I have a 1st year hive (from a package in April). They seem to have not drawn out the foundation in an even fashion - right now, on almost all of the frames in the upper chamber which have honey in them, the bees have drawn out the comb so that it extends past the edge of the frame. If I lift up the frame, the comb is scraped open and the bees go a little nuts.
Here's an example of what I am talking about (click to enlarge):
This situation is on a lot of the frames.
I know I can find a frame where I can remove it safely, then scoot the others around. But I was wondering what I can do about this (and when). I don't think I want to mess around too much now as winter is approaching. I was thinking of waiting for spring, when the bees have (hopefully) eaten the honey in the frames; then I can do something.
But I am not sure what I can do in the spring. My options seem to be 1) replace with a new frame (of undrawn foundation), or 2) try to cut / push down the protruding comb and let the bees clean up the edges.
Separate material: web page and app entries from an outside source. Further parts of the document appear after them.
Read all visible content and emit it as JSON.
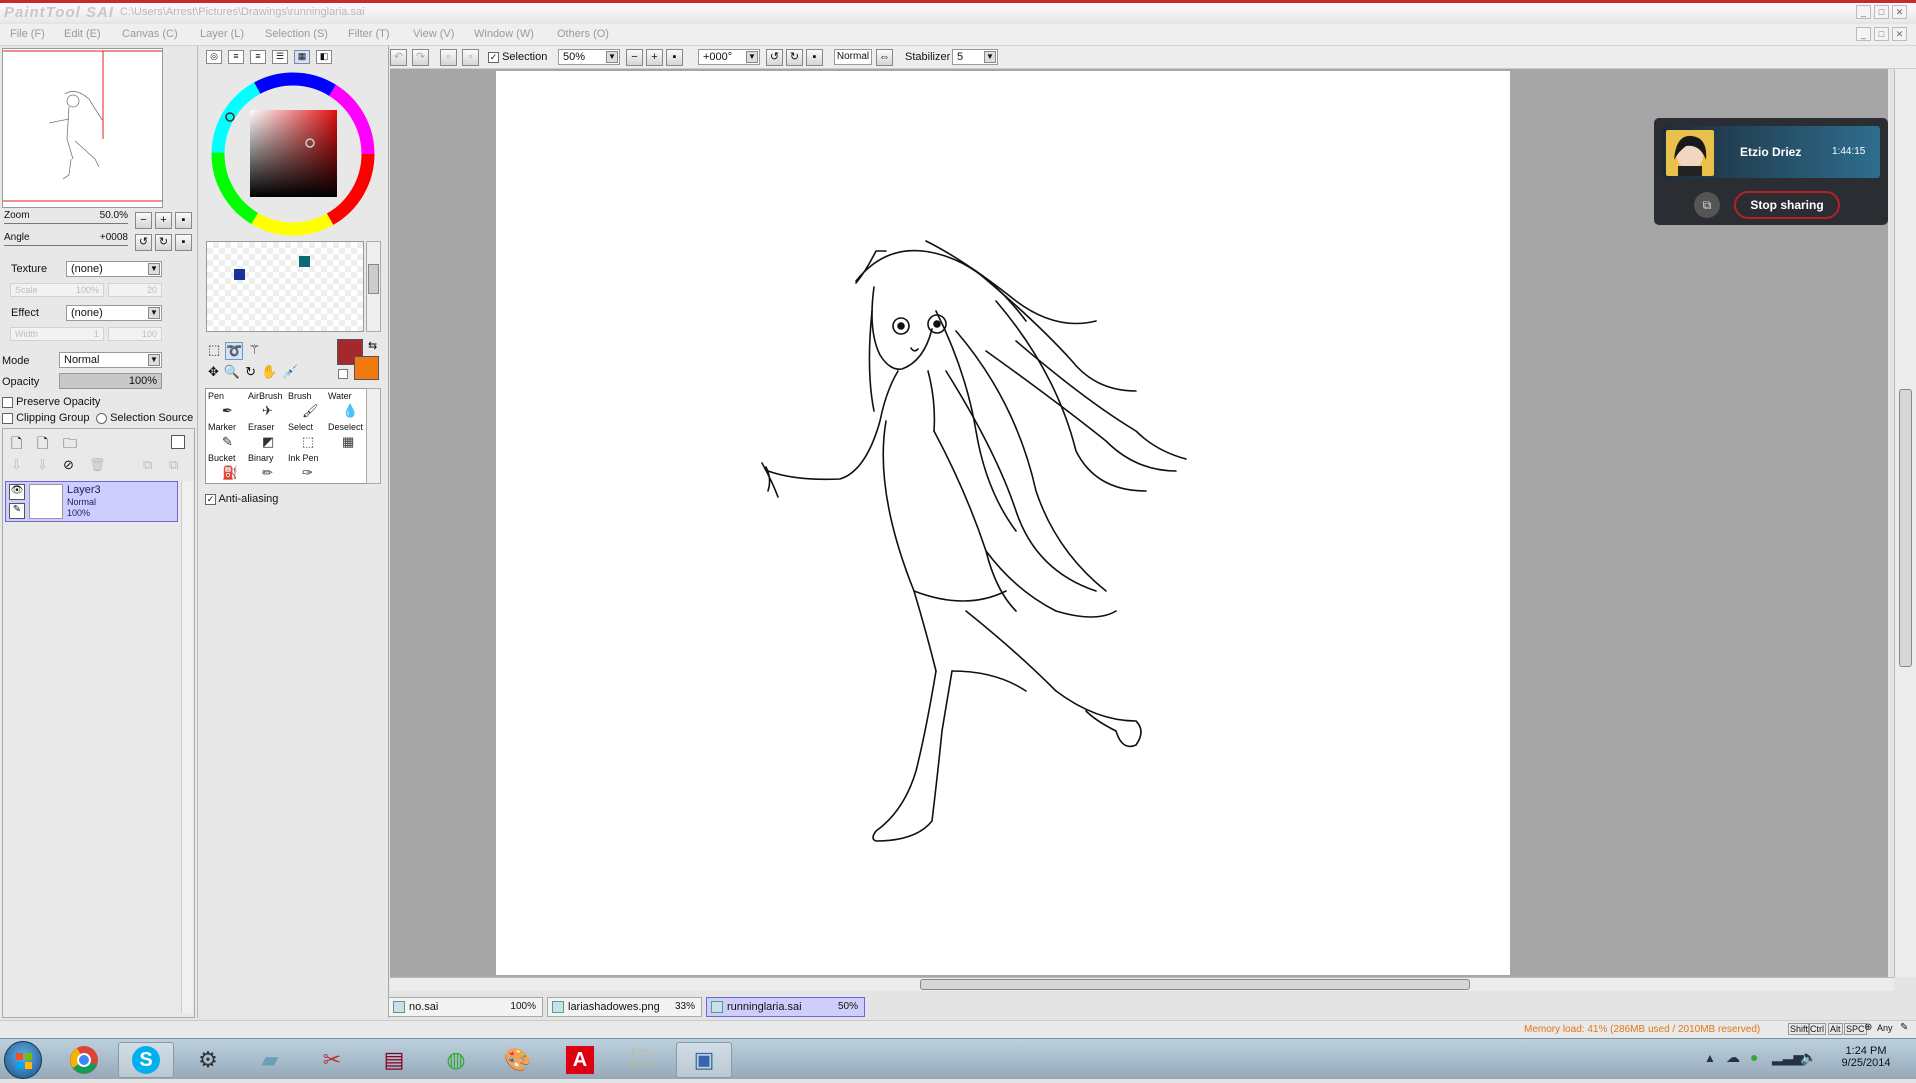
{
  "window": {
    "title": "C:\\Users\\Arrest\\Pictures\\Drawings\\runninglaria.sai",
    "logo": "PaintTool SAI"
  },
  "menu": [
    "File (F)",
    "Edit (E)",
    "Canvas (C)",
    "Layer (L)",
    "Selection (S)",
    "Filter (T)",
    "View (V)",
    "Window (W)",
    "Others (O)"
  ],
  "navigator": {
    "zoom_label": "Zoom",
    "zoom_value": "50.0%",
    "angle_label": "Angle",
    "angle_value": "+0008"
  },
  "texture": {
    "label": "Texture",
    "value": "(none)",
    "scale_label": "Scale",
    "scale_value": "100%",
    "scale_num": "20"
  },
  "effect": {
    "label": "Effect",
    "value": "(none)",
    "width_label": "Width",
    "width_value": "1",
    "width_num": "100"
  },
  "mode": {
    "label": "Mode",
    "value": "Normal"
  },
  "opacity": {
    "label": "Opacity",
    "value": "100%"
  },
  "checks": {
    "preserve_opacity": "Preserve Opacity",
    "clipping_group": "Clipping Group",
    "selection_source": "Selection Source"
  },
  "layer": {
    "name": "Layer3",
    "mode": "Normal",
    "opacity": "100%"
  },
  "tools": [
    {
      "label": "Pen",
      "icon": "pen-icon"
    },
    {
      "label": "AirBrush",
      "icon": "airbrush-icon"
    },
    {
      "label": "Brush",
      "icon": "brush-icon"
    },
    {
      "label": "Water",
      "icon": "water-icon"
    },
    {
      "label": "Marker",
      "icon": "marker-icon"
    },
    {
      "label": "Eraser",
      "icon": "eraser-icon"
    },
    {
      "label": "Select",
      "icon": "select-icon"
    },
    {
      "label": "Deselect",
      "icon": "deselect-icon"
    },
    {
      "label": "Bucket",
      "icon": "bucket-icon"
    },
    {
      "label": "Binary",
      "icon": "binary-icon"
    },
    {
      "label": "Ink Pen",
      "icon": "ink-pen-icon"
    }
  ],
  "anti_aliasing": "Anti-aliasing",
  "toolbar": {
    "selection_label": "Selection",
    "zoom": "50%",
    "angle": "+000°",
    "blend": "Normal",
    "stabilizer_label": "Stabilizer",
    "stabilizer_value": "5"
  },
  "colors": {
    "primary": "#a5282c",
    "secondary": "#f07a10",
    "swatch1": "#1a2f9a",
    "swatch2": "#0b6a73"
  },
  "tabs": [
    {
      "name": "no.sai",
      "pct": "100%"
    },
    {
      "name": "lariashadowes.png",
      "pct": "33%"
    },
    {
      "name": "runninglaria.sai",
      "pct": "50%"
    }
  ],
  "status": {
    "memory": "Memory load: 41% (286MB used / 2010MB reserved)",
    "keys": [
      "Shift",
      "Ctrl",
      "Alt",
      "SPC"
    ],
    "any": "Any"
  },
  "share": {
    "name": "Etzio Driez",
    "time": "1:44:15",
    "button": "Stop sharing"
  },
  "clock": {
    "time": "1:24 PM",
    "date": "9/25/2014"
  },
  "taskbar": [
    "start",
    "chrome",
    "skype",
    "steam",
    "app",
    "scissors",
    "winrar",
    "maps",
    "paint",
    "adobe",
    "explorer",
    "sai"
  ]
}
Am I right that bees use the adjacent frame to judge the proper spacing? If I put in a new undrawn frame, what's to keep the bees from doing the same thing, just adding on to the adjacent drawn frame, thus creating the same problem?
At the various outdoor meetings of our bee club over the summer I didn't see this problem in others' hives. Is it also related to the fact I started on wax coated plastic foundation?
Thanks in advance for your comments and suggestions.